What is needed: From the entries that follow, copy each line containing the word "data".

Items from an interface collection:
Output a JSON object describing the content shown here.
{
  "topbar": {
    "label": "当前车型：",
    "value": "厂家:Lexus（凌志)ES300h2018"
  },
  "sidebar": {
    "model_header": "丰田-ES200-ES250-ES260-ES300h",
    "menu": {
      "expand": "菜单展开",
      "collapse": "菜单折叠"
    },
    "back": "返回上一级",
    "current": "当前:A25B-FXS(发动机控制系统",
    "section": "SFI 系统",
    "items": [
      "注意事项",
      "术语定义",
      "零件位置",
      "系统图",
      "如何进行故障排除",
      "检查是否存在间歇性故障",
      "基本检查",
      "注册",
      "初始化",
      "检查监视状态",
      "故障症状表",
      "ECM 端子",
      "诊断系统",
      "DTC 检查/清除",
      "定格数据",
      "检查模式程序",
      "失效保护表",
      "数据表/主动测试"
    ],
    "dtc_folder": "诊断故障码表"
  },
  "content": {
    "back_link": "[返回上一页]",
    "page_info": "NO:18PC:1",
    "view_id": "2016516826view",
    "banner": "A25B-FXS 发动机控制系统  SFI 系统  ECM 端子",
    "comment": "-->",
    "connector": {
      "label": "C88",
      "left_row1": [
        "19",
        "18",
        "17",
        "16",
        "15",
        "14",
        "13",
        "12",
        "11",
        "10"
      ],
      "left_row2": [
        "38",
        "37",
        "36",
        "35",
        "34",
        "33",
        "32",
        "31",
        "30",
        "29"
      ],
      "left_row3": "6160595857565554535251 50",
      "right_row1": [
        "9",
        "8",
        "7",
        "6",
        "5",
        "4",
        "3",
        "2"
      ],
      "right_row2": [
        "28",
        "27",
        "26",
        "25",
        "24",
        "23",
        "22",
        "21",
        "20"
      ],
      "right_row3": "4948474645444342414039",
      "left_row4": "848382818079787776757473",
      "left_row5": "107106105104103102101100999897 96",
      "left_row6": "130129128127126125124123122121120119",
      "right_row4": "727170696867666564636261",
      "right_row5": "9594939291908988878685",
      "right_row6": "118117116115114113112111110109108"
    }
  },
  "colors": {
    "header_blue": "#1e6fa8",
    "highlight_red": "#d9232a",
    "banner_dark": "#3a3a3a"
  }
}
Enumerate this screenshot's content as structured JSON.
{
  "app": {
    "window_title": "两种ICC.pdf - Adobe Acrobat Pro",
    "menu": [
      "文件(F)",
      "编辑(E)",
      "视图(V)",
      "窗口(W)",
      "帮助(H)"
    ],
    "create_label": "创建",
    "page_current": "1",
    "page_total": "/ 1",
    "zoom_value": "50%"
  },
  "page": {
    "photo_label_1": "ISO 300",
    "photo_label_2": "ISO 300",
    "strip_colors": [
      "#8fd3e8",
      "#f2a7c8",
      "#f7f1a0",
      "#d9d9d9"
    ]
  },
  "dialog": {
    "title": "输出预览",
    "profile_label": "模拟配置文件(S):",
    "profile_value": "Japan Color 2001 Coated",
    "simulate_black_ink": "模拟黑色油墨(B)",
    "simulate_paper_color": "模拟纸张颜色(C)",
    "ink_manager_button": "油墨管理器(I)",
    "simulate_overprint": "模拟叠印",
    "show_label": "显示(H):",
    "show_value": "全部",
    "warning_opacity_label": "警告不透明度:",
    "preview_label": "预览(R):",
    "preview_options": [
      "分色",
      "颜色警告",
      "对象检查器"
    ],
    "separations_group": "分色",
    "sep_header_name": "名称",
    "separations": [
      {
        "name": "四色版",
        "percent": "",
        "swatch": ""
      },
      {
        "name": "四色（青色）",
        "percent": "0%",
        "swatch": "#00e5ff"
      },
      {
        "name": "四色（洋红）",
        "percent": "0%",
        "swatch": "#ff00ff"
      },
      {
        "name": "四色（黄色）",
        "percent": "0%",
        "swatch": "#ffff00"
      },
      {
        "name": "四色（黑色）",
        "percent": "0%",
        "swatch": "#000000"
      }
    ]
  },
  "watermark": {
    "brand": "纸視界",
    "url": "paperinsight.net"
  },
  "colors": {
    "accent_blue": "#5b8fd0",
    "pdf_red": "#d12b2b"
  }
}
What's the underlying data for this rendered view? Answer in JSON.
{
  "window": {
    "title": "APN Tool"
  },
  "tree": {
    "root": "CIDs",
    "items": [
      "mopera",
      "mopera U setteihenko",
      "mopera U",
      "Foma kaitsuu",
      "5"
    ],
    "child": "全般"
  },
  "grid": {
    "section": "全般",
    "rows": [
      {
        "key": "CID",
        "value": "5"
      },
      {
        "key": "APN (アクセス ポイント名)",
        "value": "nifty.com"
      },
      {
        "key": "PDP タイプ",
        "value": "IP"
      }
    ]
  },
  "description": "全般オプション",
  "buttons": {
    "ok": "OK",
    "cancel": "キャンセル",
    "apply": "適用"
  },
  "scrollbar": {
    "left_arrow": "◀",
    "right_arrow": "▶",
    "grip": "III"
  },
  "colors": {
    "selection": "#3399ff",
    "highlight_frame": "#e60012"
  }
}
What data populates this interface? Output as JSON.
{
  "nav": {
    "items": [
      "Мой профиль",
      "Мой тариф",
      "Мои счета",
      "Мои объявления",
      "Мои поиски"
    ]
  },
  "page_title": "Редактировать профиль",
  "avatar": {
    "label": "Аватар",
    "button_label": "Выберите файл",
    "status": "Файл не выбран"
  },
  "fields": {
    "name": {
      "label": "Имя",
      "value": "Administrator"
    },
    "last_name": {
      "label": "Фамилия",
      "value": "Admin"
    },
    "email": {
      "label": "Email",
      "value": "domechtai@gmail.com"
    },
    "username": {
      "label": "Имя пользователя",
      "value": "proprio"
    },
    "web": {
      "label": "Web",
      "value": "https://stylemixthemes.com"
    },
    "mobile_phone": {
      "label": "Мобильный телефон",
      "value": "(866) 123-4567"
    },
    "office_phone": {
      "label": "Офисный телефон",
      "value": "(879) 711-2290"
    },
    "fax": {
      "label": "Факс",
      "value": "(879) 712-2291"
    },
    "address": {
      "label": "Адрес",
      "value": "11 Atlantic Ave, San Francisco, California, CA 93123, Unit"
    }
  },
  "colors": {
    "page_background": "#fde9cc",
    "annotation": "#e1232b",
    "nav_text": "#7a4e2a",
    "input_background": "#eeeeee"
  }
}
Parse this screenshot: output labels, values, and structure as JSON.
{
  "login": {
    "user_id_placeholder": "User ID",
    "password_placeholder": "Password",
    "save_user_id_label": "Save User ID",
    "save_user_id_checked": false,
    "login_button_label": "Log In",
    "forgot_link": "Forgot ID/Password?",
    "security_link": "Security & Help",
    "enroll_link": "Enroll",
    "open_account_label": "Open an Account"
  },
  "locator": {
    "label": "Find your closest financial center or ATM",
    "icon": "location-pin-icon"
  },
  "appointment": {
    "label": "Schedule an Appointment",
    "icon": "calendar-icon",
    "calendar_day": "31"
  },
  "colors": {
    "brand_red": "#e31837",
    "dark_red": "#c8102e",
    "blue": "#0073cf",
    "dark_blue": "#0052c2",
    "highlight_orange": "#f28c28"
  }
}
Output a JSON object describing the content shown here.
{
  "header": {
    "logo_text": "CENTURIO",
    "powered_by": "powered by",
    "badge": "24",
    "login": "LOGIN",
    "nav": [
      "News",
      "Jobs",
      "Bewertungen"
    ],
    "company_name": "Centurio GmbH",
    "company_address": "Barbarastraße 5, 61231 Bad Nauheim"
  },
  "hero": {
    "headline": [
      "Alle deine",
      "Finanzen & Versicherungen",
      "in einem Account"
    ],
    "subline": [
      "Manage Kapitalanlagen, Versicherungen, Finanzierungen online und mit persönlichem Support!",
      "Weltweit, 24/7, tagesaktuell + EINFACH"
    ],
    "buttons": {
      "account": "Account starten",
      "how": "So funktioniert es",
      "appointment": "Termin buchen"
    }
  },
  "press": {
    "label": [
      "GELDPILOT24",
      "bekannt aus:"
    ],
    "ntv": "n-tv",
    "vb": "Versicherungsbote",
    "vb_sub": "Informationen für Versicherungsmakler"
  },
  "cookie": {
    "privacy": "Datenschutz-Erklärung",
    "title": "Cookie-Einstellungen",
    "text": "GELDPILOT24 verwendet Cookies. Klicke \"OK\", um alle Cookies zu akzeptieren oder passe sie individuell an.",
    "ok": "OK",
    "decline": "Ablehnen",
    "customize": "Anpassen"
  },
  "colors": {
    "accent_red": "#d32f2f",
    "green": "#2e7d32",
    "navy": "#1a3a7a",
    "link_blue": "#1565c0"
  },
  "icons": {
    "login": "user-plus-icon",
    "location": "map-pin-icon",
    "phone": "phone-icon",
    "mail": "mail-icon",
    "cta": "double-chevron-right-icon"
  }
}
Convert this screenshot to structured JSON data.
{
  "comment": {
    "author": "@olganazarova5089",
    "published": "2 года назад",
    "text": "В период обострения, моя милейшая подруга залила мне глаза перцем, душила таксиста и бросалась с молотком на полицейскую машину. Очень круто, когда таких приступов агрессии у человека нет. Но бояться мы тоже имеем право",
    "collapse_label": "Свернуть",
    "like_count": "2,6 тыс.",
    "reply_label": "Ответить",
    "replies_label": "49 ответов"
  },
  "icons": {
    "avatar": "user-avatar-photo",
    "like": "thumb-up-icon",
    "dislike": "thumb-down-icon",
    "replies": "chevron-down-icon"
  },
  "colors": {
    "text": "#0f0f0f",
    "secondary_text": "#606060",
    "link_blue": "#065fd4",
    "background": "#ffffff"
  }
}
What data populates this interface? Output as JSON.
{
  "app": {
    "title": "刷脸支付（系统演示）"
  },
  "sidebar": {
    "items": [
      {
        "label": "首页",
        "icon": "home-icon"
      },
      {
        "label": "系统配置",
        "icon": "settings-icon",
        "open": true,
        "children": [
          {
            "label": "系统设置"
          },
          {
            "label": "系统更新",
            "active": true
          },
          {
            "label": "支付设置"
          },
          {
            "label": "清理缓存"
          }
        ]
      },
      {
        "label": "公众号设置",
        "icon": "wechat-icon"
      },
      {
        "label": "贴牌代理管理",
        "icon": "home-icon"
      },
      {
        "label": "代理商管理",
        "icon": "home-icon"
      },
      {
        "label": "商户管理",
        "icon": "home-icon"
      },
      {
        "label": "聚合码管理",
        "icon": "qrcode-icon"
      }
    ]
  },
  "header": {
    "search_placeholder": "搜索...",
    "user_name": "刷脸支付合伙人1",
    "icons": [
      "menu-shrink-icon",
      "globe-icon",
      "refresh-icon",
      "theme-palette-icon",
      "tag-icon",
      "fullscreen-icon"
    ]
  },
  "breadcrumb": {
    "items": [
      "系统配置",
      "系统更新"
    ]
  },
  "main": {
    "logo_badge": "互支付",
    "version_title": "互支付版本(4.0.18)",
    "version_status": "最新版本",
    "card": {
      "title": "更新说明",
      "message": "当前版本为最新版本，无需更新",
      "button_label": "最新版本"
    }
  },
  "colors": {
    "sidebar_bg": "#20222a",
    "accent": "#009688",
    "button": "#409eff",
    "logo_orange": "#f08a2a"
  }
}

Result of the exercise:
What's the underlying data for this rendered view? Answer in JSON.
What data populates this interface? Output as JSON.
Convert this screenshot to structured JSON data.
What data populates this interface? Output as JSON.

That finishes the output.